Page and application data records

....

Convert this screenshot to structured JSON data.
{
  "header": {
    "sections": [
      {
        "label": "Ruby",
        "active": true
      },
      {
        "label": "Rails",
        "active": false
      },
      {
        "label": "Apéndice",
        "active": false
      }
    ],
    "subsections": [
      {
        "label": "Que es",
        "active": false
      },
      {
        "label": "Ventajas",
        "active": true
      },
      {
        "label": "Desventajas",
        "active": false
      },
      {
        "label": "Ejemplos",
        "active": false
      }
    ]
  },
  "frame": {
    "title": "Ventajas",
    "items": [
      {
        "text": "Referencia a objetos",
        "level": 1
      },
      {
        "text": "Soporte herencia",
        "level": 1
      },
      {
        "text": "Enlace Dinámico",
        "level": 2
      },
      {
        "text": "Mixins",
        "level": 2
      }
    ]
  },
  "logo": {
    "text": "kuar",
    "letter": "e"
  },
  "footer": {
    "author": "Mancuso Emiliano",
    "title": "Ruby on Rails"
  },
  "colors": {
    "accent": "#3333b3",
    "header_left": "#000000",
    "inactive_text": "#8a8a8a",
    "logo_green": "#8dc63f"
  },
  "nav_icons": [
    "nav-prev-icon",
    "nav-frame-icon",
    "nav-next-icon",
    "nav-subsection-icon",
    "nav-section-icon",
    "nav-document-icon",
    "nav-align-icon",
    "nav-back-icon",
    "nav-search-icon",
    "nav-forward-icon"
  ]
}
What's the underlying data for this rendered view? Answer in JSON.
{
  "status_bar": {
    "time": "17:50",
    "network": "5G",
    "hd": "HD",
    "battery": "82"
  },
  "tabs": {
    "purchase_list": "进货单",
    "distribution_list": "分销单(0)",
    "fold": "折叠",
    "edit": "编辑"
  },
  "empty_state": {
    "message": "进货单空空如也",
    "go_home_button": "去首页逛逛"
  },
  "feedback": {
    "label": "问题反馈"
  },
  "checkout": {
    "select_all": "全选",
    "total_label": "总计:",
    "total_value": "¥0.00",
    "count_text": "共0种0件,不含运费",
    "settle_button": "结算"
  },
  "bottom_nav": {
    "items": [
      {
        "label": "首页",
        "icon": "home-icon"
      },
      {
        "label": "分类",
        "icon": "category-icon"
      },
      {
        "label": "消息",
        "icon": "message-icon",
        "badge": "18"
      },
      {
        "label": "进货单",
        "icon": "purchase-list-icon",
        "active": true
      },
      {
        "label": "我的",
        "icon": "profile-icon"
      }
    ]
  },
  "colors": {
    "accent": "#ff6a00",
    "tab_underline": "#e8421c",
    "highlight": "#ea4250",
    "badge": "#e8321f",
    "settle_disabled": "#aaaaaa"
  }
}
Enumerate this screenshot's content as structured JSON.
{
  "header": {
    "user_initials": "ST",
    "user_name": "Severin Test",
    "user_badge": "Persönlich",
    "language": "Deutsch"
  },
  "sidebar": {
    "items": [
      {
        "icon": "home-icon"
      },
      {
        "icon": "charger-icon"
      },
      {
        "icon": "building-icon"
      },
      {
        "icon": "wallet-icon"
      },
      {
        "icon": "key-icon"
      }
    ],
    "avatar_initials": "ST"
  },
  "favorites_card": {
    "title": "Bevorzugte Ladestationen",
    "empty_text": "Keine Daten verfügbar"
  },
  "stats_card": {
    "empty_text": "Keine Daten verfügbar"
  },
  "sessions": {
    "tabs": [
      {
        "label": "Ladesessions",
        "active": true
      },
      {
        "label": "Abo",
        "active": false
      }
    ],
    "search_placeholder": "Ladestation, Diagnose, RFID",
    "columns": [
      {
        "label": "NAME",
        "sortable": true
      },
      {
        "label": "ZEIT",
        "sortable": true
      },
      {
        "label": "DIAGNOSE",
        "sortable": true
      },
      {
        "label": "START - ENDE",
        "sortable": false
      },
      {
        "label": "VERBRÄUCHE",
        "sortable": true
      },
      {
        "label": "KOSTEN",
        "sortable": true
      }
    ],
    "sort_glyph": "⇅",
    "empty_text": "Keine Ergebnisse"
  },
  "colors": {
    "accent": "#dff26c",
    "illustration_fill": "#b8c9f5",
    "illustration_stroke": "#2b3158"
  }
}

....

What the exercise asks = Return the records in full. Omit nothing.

Output below =
Convert this screenshot to structured JSON data.
{
  "header": {
    "sections": [
      {
        "label": "Ruby",
        "active": true
      },
      {
        "label": "Rails",
        "active": false
      },
      {
        "label": "Apéndice",
        "active": false
      }
    ],
    "subsections": [
      {
        "label": "Que es",
        "active": false
      },
      {
        "label": "Ventajas",
        "active": true
      },
      {
        "label": "Desventajas",
        "active": false
      },
      {
        "label": "Ejemplos",
        "active": false
      }
    ]
  },
  "frame": {
    "title": "Ventajas",
    "items": [
      {
        "text": "Referencia a objetos",
        "level": 1
      },
      {
        "text": "Soporte herencia",
        "level": 1
      },
      {
        "text": "Enlace Dinámico",
        "level": 2
      },
      {
        "text": "Mixins",
        "level": 2
      }
    ]
  },
  "logo": {
    "text": "kuar",
    "letter": "e"
  },
  "footer": {
    "author": "Mancuso Emiliano",
    "title": "Ruby on Rails"
  },
  "colors": {
    "accent": "#3333b3",
    "header_left": "#000000",
    "inactive_text": "#8a8a8a",
    "logo_green": "#8dc63f"
  },
  "nav_icons": [
    "nav-prev-icon",
    "nav-frame-icon",
    "nav-next-icon",
    "nav-subsection-icon",
    "nav-section-icon",
    "nav-document-icon",
    "nav-align-icon",
    "nav-back-icon",
    "nav-search-icon",
    "nav-forward-icon"
  ]
}
What's the underlying data for this rendered view? Answer in JSON.
{
  "status_bar": {
    "time": "17:50",
    "network": "5G",
    "hd": "HD",
    "battery": "82"
  },
  "tabs": {
    "purchase_list": "进货单",
    "distribution_list": "分销单(0)",
    "fold": "折叠",
    "edit": "编辑"
  },
  "empty_state": {
    "message": "进货单空空如也",
    "go_home_button": "去首页逛逛"
  },
  "feedback": {
    "label": "问题反馈"
  },
  "checkout": {
    "select_all": "全选",
    "total_label": "总计:",
    "total_value": "¥0.00",
    "count_text": "共0种0件,不含运费",
    "settle_button": "结算"
  },
  "bottom_nav": {
    "items": [
      {
        "label": "首页",
        "icon": "home-icon"
      },
      {
        "label": "分类",
        "icon": "category-icon"
      },
      {
        "label": "消息",
        "icon": "message-icon",
        "badge": "18"
      },
      {
        "label": "进货单",
        "icon": "purchase-list-icon",
        "active": true
      },
      {
        "label": "我的",
        "icon": "profile-icon"
      }
    ]
  },
  "colors": {
    "accent": "#ff6a00",
    "tab_underline": "#e8421c",
    "highlight": "#ea4250",
    "badge": "#e8321f",
    "settle_disabled": "#aaaaaa"
  }
}
Enumerate this screenshot's content as structured JSON.
{
  "header": {
    "user_initials": "ST",
    "user_name": "Severin Test",
    "user_badge": "Persönlich",
    "language": "Deutsch"
  },
  "sidebar": {
    "items": [
      {
        "icon": "home-icon"
      },
      {
        "icon": "charger-icon"
      },
      {
        "icon": "building-icon"
      },
      {
        "icon": "wallet-icon"
      },
      {
        "icon": "key-icon"
      }
    ],
    "avatar_initials": "ST"
  },
  "favorites_card": {
    "title": "Bevorzugte Ladestationen",
    "empty_text": "Keine Daten verfügbar"
  },
  "stats_card": {
    "empty_text": "Keine Daten verfügbar"
  },
  "sessions": {
    "tabs": [
      {
        "label": "Ladesessions",
        "active": true
      },
      {
        "label": "Abo",
        "active": false
      }
    ],
    "search_placeholder": "Ladestation, Diagnose, RFID",
    "columns": [
      {
        "label": "NAME",
        "sortable": true
      },
      {
        "label": "ZEIT",
        "sortable": true
      },
      {
        "label": "DIAGNOSE",
        "sortable": true
      },
      {
        "label": "START - ENDE",
        "sortable": false
      },
      {
        "label": "VERBRÄUCHE",
        "sortable": true
      },
      {
        "label": "KOSTEN",
        "sortable": true
      }
    ],
    "sort_glyph": "⇅",
    "empty_text": "Keine Ergebnisse"
  },
  "colors": {
    "accent": "#dff26c",
    "illustration_fill": "#b8c9f5",
    "illustration_stroke": "#2b3158"
  }
}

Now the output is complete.